A Navy ship set out from Cartagena with the supplies, equipment, and personnel needed to be able to restore electric power. Utility companies from the mainland, including from Cali and Medellín, pitched in. Within a matter of days, the main, 13.2-kilovolt (kV) network was back up and running. 

Meanwhile, Minenergía had distributed portable diesel generators and fuel to key spots on the island. It also gave out more than 1,600 donated solar kits, which allowed people to at least charge their cell phones and have basic lighting, Zuluaga said.

As of early February, 97% of the network of low-tension lines had also been restored. Zuluaga said that about 1,200 homes now have electricity, though many others are not yet in good enough condition to have the service restored. Many people are still living in makeshift structures or tents.

“Life has not returned to normal,” Zuluaga said. Among other things, local government and police are operating out of provisional facilities, and the island is still relying on a field hospital while its heavily damaged hospital is being repaired and refurbished. A new one is slated to be built next year.

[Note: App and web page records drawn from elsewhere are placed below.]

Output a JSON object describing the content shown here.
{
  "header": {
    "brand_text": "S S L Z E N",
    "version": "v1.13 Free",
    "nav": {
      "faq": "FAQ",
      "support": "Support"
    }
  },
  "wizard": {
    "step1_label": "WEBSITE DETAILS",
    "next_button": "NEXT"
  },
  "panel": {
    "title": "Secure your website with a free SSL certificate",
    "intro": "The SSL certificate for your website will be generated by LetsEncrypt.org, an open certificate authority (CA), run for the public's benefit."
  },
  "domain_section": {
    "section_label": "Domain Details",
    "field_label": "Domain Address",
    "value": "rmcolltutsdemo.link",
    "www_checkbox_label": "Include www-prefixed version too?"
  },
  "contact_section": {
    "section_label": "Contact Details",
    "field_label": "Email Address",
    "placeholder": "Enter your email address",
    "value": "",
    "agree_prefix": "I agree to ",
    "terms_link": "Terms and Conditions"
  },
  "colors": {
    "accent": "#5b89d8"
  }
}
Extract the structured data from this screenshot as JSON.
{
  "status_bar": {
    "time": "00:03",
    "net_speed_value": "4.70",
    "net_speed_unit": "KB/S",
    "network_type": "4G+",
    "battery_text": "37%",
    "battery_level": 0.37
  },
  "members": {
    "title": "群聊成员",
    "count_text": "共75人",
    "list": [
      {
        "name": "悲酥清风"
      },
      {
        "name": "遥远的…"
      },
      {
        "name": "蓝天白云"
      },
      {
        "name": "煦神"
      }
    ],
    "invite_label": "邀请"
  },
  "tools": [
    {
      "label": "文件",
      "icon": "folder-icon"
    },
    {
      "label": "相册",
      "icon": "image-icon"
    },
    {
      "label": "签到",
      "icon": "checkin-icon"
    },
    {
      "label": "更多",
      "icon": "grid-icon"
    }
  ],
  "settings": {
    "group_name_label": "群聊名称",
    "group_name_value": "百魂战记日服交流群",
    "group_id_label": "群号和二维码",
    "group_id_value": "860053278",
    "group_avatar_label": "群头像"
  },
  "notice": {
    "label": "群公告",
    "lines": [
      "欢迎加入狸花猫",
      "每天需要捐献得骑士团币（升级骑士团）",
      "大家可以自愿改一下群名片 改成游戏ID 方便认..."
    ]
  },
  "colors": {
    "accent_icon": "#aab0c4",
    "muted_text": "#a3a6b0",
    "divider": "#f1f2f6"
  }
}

On January 1, the clock started ticking on an ambitious reconstruction effort called “Plan 100,” under which the government pledged to restore much of the island’s infrastructure and start to reactivate its tourism-dependent economy during the first 100 days of the year.   

Among the construction projects underway, Colombia’s Housing Ministry plans to build more than 1,100 new homes on the island to replace those that were completely destroyed or had severe structural damage. It recently announced that it was beginning demolition work to clear out old structures and would have 290 of the planned houses under construction by April. Prototypes for the houses reportedly include such features as rooftop solar panels and a reinforced concrete area inside each house where families can shelter from storms.

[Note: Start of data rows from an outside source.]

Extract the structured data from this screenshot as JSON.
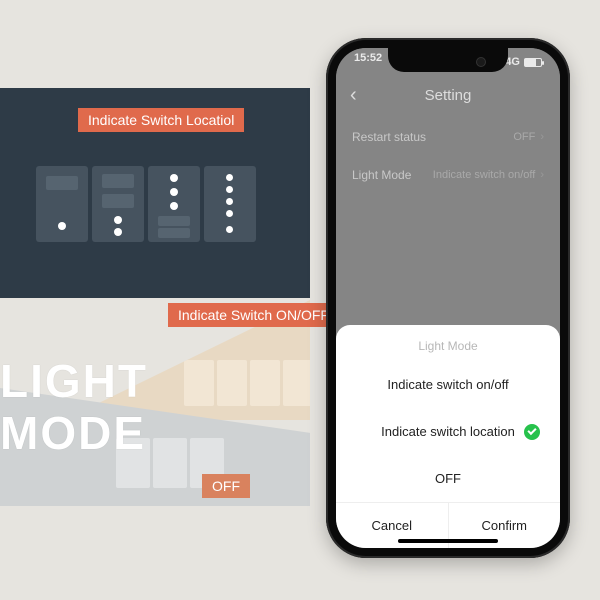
{
  "promo": {
    "tag_location": "Indicate Switch Locatiol",
    "tag_onoff": "Indicate Switch ON/OFF",
    "tag_off": "OFF",
    "title_line1": "LIGHT",
    "title_line2": "MODE"
  },
  "statusbar": {
    "time": "15:52",
    "network": "4G"
  },
  "nav": {
    "back_glyph": "‹",
    "title": "Setting"
  },
  "settings": {
    "restart_label": "Restart status",
    "restart_value": "OFF",
    "lightmode_label": "Light Mode",
    "lightmode_value": "Indicate switch on/off",
    "chevron": "›"
  },
  "sheet": {
    "title": "Light Mode",
    "opt_onoff": "Indicate switch on/off",
    "opt_location": "Indicate switch location",
    "opt_off": "OFF",
    "cancel": "Cancel",
    "confirm": "Confirm"
  }
}
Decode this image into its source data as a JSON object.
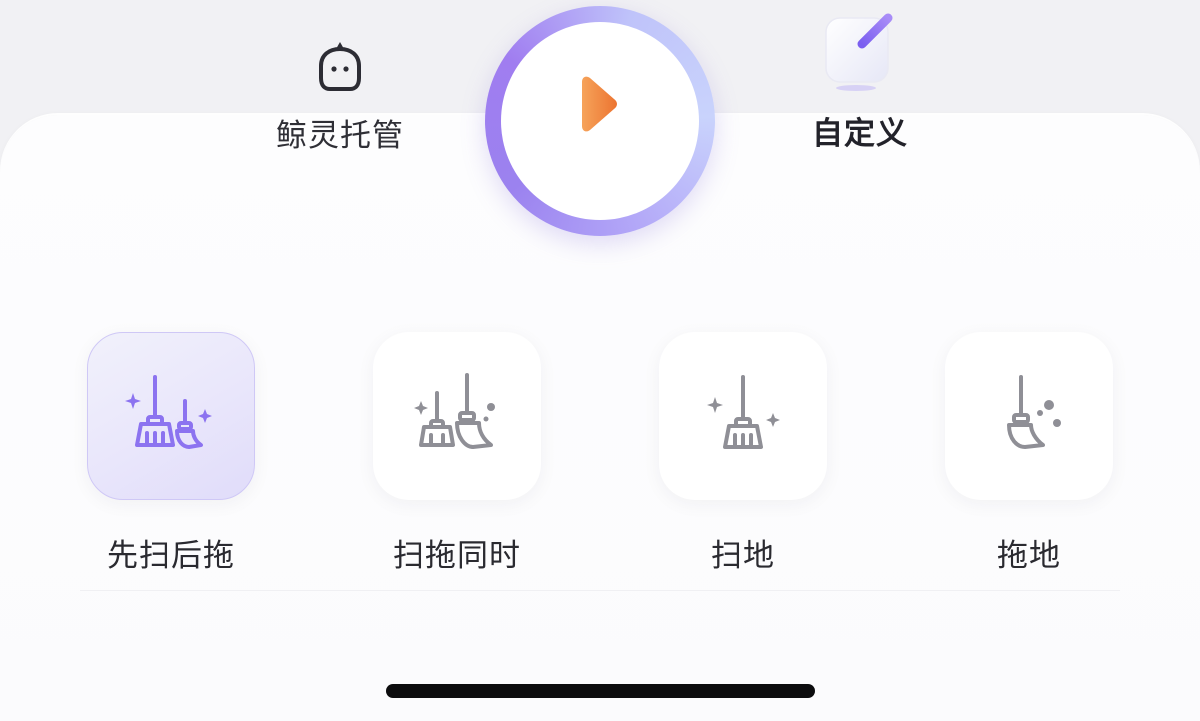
{
  "modes": {
    "ai": {
      "label": "鲸灵托管",
      "icon": "whale-spirit-icon"
    },
    "custom": {
      "label": "自定义",
      "icon": "edit-pen-icon",
      "selected": true
    }
  },
  "start_button": {
    "icon": "play-icon"
  },
  "clean_options": [
    {
      "label": "先扫后拖",
      "icon": "sweep-then-mop-icon",
      "selected": true
    },
    {
      "label": "扫拖同时",
      "icon": "sweep-and-mop-icon",
      "selected": false
    },
    {
      "label": "扫地",
      "icon": "sweep-icon",
      "selected": false
    },
    {
      "label": "拖地",
      "icon": "mop-icon",
      "selected": false
    }
  ],
  "colors": {
    "accent": "#8c73f0",
    "play": "#f08a3c",
    "icon_inactive": "#8f8f96"
  }
}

The Energy Transition


Much of the reconstruction effort so far has focused simply on restoring services as quickly as possible, but the government is also looking at what changes it needs to make in the longer term to make the islands more resilient and sustainable. For example, Zuluaga said, one option might be to bury some electric lines for greater protection from hurricanes.

“I think climate change is telling us that these phenomena with these types of conditions are going to be increasingly frequent,” he said.

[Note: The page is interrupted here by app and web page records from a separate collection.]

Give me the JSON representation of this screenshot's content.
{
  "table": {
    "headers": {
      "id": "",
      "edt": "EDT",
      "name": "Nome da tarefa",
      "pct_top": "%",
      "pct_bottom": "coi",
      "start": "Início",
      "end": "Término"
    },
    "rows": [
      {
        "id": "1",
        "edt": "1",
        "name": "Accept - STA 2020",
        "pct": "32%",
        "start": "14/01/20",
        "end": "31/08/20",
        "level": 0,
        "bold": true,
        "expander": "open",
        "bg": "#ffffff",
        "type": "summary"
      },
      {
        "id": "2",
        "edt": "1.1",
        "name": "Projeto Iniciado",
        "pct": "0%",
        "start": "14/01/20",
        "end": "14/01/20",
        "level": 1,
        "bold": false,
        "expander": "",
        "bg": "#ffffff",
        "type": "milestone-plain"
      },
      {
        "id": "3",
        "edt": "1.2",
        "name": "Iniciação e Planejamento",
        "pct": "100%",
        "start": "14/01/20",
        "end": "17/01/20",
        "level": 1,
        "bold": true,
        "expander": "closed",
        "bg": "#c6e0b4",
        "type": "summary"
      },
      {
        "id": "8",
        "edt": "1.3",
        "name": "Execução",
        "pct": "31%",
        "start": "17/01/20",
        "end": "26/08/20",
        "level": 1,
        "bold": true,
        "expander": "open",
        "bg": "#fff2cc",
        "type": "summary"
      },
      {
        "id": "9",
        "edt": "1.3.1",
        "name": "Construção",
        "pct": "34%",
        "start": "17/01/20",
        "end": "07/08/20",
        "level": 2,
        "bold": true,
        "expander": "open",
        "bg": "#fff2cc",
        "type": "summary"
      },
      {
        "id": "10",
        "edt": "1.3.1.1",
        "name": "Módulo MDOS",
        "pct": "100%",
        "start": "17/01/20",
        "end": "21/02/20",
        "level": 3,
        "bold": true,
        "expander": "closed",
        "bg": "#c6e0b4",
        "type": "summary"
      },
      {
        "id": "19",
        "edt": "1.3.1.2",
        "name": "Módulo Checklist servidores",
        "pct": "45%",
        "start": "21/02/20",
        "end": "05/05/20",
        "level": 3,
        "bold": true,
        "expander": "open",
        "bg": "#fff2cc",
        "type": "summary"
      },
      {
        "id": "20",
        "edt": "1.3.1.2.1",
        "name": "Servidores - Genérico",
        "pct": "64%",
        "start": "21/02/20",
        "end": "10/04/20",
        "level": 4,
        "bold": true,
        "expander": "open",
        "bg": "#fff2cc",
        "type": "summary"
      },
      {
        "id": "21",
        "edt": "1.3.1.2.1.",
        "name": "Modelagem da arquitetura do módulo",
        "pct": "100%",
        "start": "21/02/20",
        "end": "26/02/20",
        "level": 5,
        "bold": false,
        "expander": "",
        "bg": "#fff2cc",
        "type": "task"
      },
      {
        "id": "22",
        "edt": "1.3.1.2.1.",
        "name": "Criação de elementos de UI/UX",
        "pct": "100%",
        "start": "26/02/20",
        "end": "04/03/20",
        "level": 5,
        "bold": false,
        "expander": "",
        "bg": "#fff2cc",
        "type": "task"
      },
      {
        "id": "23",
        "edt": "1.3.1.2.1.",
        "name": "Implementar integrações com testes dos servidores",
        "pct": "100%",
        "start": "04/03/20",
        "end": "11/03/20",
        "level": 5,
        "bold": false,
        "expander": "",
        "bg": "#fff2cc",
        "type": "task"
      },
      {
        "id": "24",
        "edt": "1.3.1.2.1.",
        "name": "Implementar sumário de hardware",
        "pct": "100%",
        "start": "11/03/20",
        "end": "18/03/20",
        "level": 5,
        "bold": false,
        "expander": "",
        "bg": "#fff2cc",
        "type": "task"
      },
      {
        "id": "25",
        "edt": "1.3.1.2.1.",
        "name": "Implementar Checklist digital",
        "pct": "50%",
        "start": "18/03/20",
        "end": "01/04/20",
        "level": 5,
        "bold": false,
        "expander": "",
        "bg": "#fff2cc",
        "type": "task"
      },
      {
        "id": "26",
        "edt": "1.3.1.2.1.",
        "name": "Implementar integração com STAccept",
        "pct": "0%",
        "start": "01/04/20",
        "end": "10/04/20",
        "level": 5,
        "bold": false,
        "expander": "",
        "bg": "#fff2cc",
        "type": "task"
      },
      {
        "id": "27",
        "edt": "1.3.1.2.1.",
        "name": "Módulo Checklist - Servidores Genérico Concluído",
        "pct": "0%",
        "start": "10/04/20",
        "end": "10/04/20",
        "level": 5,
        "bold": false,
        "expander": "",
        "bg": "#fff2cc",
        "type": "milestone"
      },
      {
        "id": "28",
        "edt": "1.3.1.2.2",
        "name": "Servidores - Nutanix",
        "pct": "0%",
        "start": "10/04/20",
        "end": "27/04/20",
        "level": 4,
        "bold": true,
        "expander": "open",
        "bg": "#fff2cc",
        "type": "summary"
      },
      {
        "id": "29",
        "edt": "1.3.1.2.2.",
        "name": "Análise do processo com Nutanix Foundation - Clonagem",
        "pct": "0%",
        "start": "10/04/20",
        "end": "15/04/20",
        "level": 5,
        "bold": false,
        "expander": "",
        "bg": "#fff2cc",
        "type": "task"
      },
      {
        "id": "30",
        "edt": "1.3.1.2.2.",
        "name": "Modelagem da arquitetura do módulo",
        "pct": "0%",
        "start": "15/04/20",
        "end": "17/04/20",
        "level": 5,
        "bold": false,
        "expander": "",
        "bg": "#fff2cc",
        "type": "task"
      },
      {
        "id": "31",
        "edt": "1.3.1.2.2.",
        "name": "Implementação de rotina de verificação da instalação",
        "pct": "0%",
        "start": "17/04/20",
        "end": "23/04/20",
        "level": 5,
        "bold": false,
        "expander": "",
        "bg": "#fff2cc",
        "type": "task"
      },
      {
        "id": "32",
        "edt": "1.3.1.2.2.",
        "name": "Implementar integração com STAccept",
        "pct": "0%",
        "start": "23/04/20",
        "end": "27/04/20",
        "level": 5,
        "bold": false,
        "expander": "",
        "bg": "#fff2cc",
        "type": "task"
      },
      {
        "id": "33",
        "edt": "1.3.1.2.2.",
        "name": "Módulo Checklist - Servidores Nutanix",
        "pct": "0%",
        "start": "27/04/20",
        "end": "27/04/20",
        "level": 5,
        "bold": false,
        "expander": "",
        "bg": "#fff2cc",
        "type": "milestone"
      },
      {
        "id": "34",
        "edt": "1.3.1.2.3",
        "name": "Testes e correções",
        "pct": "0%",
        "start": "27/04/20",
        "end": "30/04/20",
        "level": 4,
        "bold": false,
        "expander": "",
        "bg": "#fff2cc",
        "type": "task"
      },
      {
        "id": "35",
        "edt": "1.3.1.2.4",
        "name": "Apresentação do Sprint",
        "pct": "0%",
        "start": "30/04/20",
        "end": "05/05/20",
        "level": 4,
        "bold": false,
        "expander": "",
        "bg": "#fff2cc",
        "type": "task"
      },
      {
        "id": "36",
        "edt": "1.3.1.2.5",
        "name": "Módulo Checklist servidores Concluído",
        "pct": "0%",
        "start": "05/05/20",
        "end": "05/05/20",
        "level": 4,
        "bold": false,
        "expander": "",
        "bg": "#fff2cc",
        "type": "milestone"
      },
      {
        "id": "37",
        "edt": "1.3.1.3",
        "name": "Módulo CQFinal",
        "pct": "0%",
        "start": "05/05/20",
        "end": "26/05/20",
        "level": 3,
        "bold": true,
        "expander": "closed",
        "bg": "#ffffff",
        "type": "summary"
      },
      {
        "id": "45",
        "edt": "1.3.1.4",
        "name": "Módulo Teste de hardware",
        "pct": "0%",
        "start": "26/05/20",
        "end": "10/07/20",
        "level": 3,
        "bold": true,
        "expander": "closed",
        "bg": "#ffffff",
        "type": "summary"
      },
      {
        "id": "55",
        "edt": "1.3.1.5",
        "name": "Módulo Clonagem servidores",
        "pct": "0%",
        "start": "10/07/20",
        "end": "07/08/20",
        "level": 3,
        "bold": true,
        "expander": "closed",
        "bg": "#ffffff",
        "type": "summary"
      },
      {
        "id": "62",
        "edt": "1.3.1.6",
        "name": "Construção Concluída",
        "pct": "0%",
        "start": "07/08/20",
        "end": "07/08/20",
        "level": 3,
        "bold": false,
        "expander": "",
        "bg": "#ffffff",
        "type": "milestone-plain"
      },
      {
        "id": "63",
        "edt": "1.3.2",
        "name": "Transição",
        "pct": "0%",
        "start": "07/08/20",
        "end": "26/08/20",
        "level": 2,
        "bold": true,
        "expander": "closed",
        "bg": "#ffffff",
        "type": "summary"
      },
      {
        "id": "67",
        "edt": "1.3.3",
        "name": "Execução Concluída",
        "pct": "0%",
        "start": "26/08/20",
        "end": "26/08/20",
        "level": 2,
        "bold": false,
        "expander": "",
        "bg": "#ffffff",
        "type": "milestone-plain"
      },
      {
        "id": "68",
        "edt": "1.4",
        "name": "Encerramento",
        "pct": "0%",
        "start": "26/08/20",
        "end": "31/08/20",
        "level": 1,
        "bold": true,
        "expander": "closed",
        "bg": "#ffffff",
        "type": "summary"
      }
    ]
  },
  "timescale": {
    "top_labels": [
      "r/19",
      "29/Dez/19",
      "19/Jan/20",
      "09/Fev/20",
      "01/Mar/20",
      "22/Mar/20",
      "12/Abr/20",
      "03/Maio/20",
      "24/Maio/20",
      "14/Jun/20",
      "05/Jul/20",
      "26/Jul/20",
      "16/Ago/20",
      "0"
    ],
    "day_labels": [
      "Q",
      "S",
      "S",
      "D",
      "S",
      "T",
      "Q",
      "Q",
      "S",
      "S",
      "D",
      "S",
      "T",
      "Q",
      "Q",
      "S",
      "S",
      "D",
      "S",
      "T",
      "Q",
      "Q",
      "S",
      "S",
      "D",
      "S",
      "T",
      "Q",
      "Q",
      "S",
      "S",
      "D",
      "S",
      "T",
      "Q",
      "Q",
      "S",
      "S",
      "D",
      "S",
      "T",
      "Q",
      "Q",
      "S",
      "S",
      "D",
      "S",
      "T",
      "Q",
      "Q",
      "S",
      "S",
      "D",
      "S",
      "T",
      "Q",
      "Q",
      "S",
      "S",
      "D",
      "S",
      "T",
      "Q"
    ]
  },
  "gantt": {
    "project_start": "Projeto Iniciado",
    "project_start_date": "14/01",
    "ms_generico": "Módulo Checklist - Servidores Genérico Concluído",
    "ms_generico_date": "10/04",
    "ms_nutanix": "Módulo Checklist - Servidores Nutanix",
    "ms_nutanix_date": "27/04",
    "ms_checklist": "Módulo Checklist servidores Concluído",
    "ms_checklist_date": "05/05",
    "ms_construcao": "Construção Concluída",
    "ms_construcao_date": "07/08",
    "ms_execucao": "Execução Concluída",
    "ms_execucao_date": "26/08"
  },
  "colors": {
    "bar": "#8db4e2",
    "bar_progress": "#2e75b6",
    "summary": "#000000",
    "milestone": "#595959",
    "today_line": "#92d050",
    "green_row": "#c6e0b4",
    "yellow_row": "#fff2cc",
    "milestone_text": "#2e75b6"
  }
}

Iota may also accelerate plans to expand the transition to renewable energy on San Andrés and Providencia, which have relied on internal combustion engines for “close to 99%” of their energy needs, according to Zuluaga. Long before Iota hit, he said, the government had been looking at the possibility of wind and solar development on these islands. Now, a working group is in the first phases of designing a microgrid pilot project for Providencia.

“It’s as if we have a blank canvas where we can try to develop a very good microgrid pilot that will allow us to integrate, in optimal fashion, all these energy transformation resources,” he said. 

The planned construction of a 1.5 MW solar farm on Providencia, with the support of the state-run oil company Ecopetrol, will be a major step in this effort, Zuluaga said, adding that other initiatives are also being discussed to expand the use of solar power.

During a visit to Providencia in mid-January, Colombian President Iván Duque attended the official opening of a large plant nursery set up to help restore some of the vegetation lost to the storm. He stressed the importance of rebuilding in an environmentally responsible way, and laid out a challenge to “make Providencia the first zero-emissions municipality in Colombia.” Among other steps, he called for doing reforestation, protecting the mangroves, and substituting regular automobiles with cleaner alternatives.

“Given the small number of vehicles Providencia has, it is perfectly feasible, within 24 or 36 months, to encourage that substitution,” Duque said, “so that our vehicle fleet can be dominated by electric vehicles and other means of transportation that are more environmentally friendly, such as bicycles.”



Image credit/source:
(1) San Andrés Government